The main reason why most abusers are not brought to justice is because about 90% of victims never report their abuse to the police. The Children’s Commissioner’s report added useful information about the reasons why children don’t report their abuse. The report did not comment on the police’s policy of ‘believe the victim’ but it stated that teachers were the preferred professional for children to talk to about their abuse. It seems unlikely that younger children would approach the police rather than their teacher, so the ‘believe the victim policy’ probably wouldn’t help them.

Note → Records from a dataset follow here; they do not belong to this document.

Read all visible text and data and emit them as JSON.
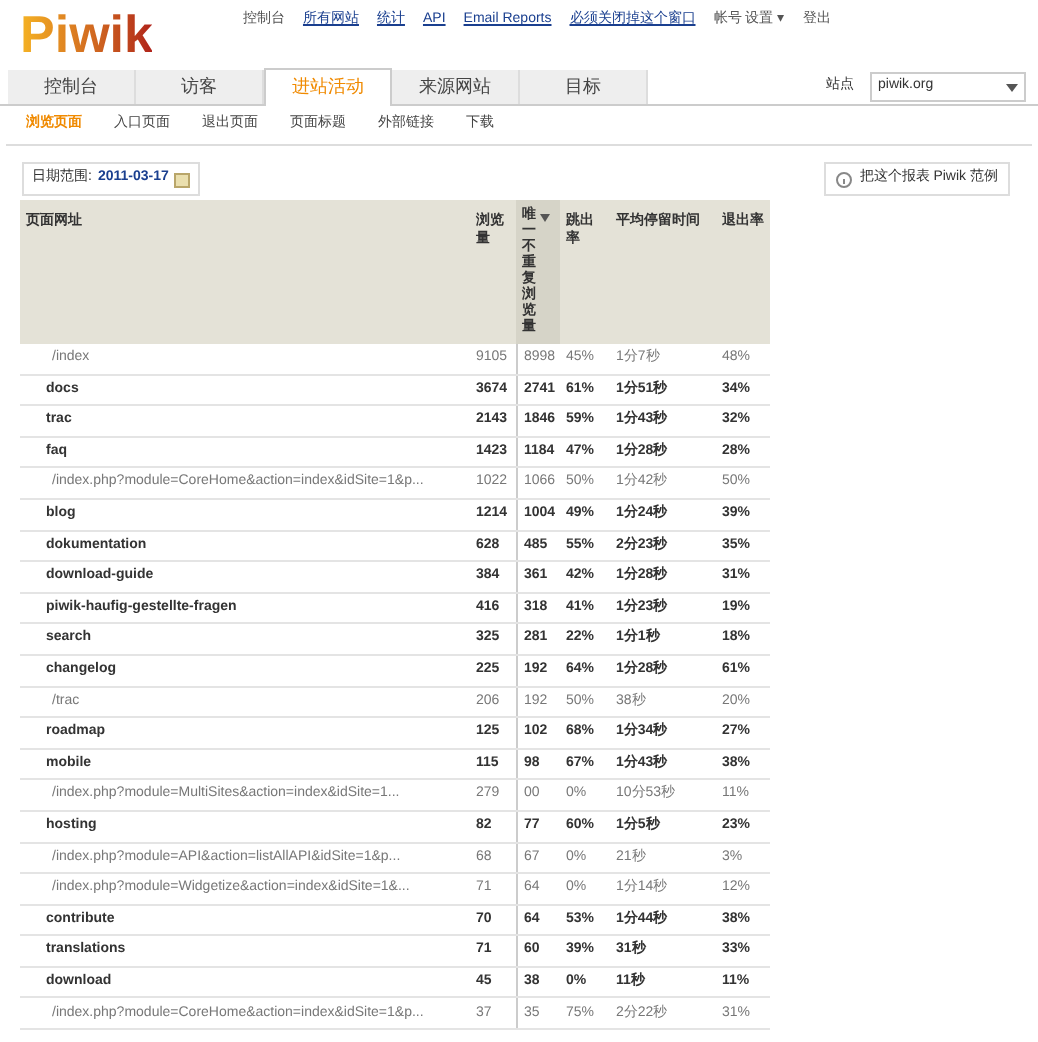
{
  "logo": "Piwik",
  "top_links": [
    {
      "label": "控制台",
      "link": false
    },
    {
      "label": "所有网站",
      "link": true
    },
    {
      "label": "统计",
      "link": true
    },
    {
      "label": "API",
      "link": true
    },
    {
      "label": "Email Reports",
      "link": true
    },
    {
      "label": "必须关闭掉这个窗口",
      "link": true
    },
    {
      "label": "帐号 设置 ▾",
      "link": false
    },
    {
      "label": "登出",
      "link": false
    }
  ],
  "tabs": [
    {
      "label": "控制台",
      "selected": false
    },
    {
      "label": "访客",
      "selected": false
    },
    {
      "label": "进站活动",
      "selected": true
    },
    {
      "label": "来源网站",
      "selected": false
    },
    {
      "label": "目标",
      "selected": false
    }
  ],
  "site_selector": {
    "label": "站点",
    "value": "piwik.org"
  },
  "subtabs": [
    {
      "label": "浏览页面",
      "selected": true
    },
    {
      "label": "入口页面",
      "selected": false
    },
    {
      "label": "退出页面",
      "selected": false
    },
    {
      "label": "页面标题",
      "selected": false
    },
    {
      "label": "外部链接",
      "selected": false
    },
    {
      "label": "下载",
      "selected": false
    }
  ],
  "date": {
    "label": "日期范围:",
    "value": "2011-03-17"
  },
  "help_button": "把这个报表 Piwik 范例",
  "table": {
    "columns": [
      {
        "label": "页面网址",
        "sorted": false
      },
      {
        "label": "浏览量",
        "sorted": false
      },
      {
        "label": "唯一不重复浏览量",
        "sorted": true
      },
      {
        "label": "跳出率",
        "sorted": false
      },
      {
        "label": "平均停留时间",
        "sorted": false
      },
      {
        "label": "退出率",
        "sorted": false
      }
    ],
    "rows": [
      {
        "kind": "page",
        "cells": [
          "/index",
          "9105",
          "8998",
          "45%",
          "1分7秒",
          "48%"
        ]
      },
      {
        "kind": "folder",
        "cells": [
          "docs",
          "3674",
          "2741",
          "61%",
          "1分51秒",
          "34%"
        ]
      },
      {
        "kind": "folder",
        "cells": [
          "trac",
          "2143",
          "1846",
          "59%",
          "1分43秒",
          "32%"
        ]
      },
      {
        "kind": "folder",
        "cells": [
          "faq",
          "1423",
          "1184",
          "47%",
          "1分28秒",
          "28%"
        ]
      },
      {
        "kind": "page",
        "cells": [
          "/index.php?module=CoreHome&action=index&idSite=1&p...",
          "1022",
          "1066",
          "50%",
          "1分42秒",
          "50%"
        ]
      },
      {
        "kind": "folder",
        "cells": [
          "blog",
          "1214",
          "1004",
          "49%",
          "1分24秒",
          "39%"
        ]
      },
      {
        "kind": "folder",
        "cells": [
          "dokumentation",
          "628",
          "485",
          "55%",
          "2分23秒",
          "35%"
        ]
      },
      {
        "kind": "folder",
        "cells": [
          "download-guide",
          "384",
          "361",
          "42%",
          "1分28秒",
          "31%"
        ]
      },
      {
        "kind": "folder",
        "cells": [
          "piwik-haufig-gestellte-fragen",
          "416",
          "318",
          "41%",
          "1分23秒",
          "19%"
        ]
      },
      {
        "kind": "folder",
        "cells": [
          "search",
          "325",
          "281",
          "22%",
          "1分1秒",
          "18%"
        ]
      },
      {
        "kind": "folder",
        "cells": [
          "changelog",
          "225",
          "192",
          "64%",
          "1分28秒",
          "61%"
        ]
      },
      {
        "kind": "page",
        "cells": [
          "/trac",
          "206",
          "192",
          "50%",
          "38秒",
          "20%"
        ]
      },
      {
        "kind": "folder",
        "cells": [
          "roadmap",
          "125",
          "102",
          "68%",
          "1分34秒",
          "27%"
        ]
      },
      {
        "kind": "folder",
        "cells": [
          "mobile",
          "115",
          "98",
          "67%",
          "1分43秒",
          "38%"
        ]
      },
      {
        "kind": "page",
        "cells": [
          "/index.php?module=MultiSites&action=index&idSite=1...",
          "279",
          "00",
          "0%",
          "10分53秒",
          "11%"
        ]
      },
      {
        "kind": "folder",
        "cells": [
          "hosting",
          "82",
          "77",
          "60%",
          "1分5秒",
          "23%"
        ]
      },
      {
        "kind": "page",
        "cells": [
          "/index.php?module=API&action=listAllAPI&idSite=1&p...",
          "68",
          "67",
          "0%",
          "21秒",
          "3%"
        ]
      },
      {
        "kind": "page",
        "cells": [
          "/index.php?module=Widgetize&action=index&idSite=1&...",
          "71",
          "64",
          "0%",
          "1分14秒",
          "12%"
        ]
      },
      {
        "kind": "folder",
        "cells": [
          "contribute",
          "70",
          "64",
          "53%",
          "1分44秒",
          "38%"
        ]
      },
      {
        "kind": "folder",
        "cells": [
          "translations",
          "71",
          "60",
          "39%",
          "31秒",
          "33%"
        ]
      },
      {
        "kind": "folder",
        "cells": [
          "download",
          "45",
          "38",
          "0%",
          "11秒",
          "11%"
        ]
      },
      {
        "kind": "page",
        "cells": [
          "/index.php?module=CoreHome&action=index&idSite=1&p...",
          "37",
          "35",
          "75%",
          "2分22秒",
          "31%"
        ]
      }
    ]
  }
}
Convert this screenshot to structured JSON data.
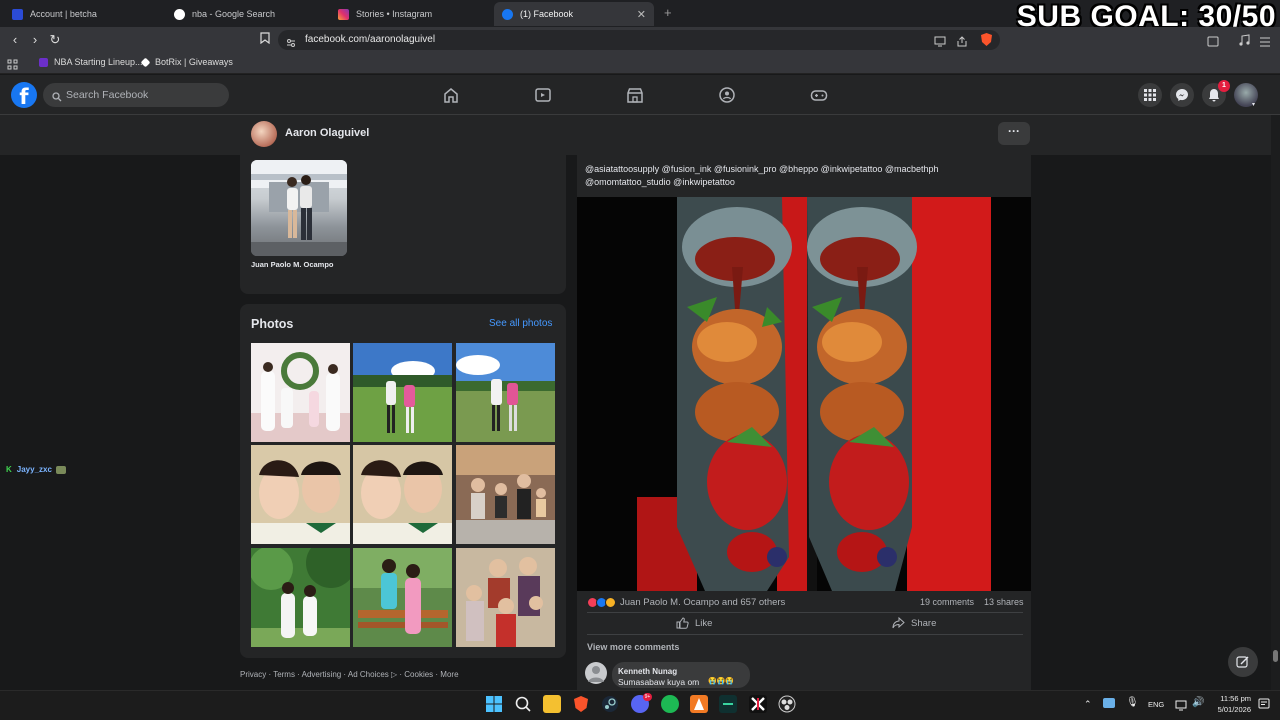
{
  "browser": {
    "tabs": [
      {
        "title": "Account | betcha",
        "icon_color": "#2b4bd6",
        "active": false
      },
      {
        "title": "nba - Google Search",
        "icon_color": "#ffffff",
        "active": false
      },
      {
        "title": "Stories • Instagram",
        "icon_color": "#e1306c",
        "active": false
      },
      {
        "title": "(1) Facebook",
        "icon_color": "#1877f2",
        "active": true
      }
    ],
    "new_tab_label": "+",
    "url": "facebook.com/aaronolaguivel",
    "bookmarks": [
      {
        "label": "NBA Starting Lineup...",
        "icon_color": "#6b2fc9"
      },
      {
        "label": "BotRix | Giveaways",
        "icon_color": "#ffffff"
      }
    ]
  },
  "overlay": {
    "sub_goal": "SUB GOAL: 30/50",
    "chat_user": "Jayy_zxc"
  },
  "facebook": {
    "logo": "f",
    "search_placeholder": "Search Facebook",
    "notifications_badge": "1",
    "profile_name": "Aaron Olaguivel",
    "more_label": "···",
    "friend_name": "Juan Paolo M. Ocampo",
    "photos_title": "Photos",
    "see_all_label": "See all photos",
    "footer": "Privacy · Terms · Advertising · Ad Choices ▷ · Cookies · More",
    "post": {
      "caption": "@asiatattoosupply @fusion_ink @fusionink_pro @bheppo @inkwipetattoo @macbethph @omomtattoo_studio @inkwipetattoo",
      "reactions_text": "Juan Paolo M. Ocampo and 657 others",
      "comments_count": "19 comments",
      "shares_count": "13 shares",
      "like_label": "Like",
      "share_label": "Share",
      "view_more_comments": "View more comments",
      "comment": {
        "author": "Kenneth Nunag",
        "text": "Sumasabaw kuya om",
        "emoji": "😭😭😭"
      }
    }
  },
  "taskbar": {
    "language": "ENG",
    "time": "11:56 pm",
    "date": "5/01/2026"
  },
  "colors": {
    "fb_blue": "#1877f2",
    "link_blue": "#4599ff",
    "background": "#18191a",
    "card": "#242526"
  }
}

The fact that CSA is greatly under-reported, and that only a minority of those reported are convicted does not rule out the possibility of a significant number of allegations of CSA being false. All suspects need to be investigated by a detective who is open to the possibility that they may be innocent and who will seek out evidence that supports their version of events and not only that of the complainant. The ‘believe the victim’ policy must surely be a cause of bias in the investigation, and instead the public should be told ‘if you make a complaint we will treat it very seriously and investigate it thoroughly without fear or favour’. Henriques Report October 2016.
Child abuse and neglect in the UK today, Radford, L et al. ,2011, NSPCC
Children’s Commissioner: Inquiry into Child Abuse in the Family Environment, 2015
Office of National Statistics, 2016 Crime Survey and demographic data for 2009
Wrongful Allegations of Child and Sexual Abuse, Ed. Ros Burnett, 2016, Oxford University Press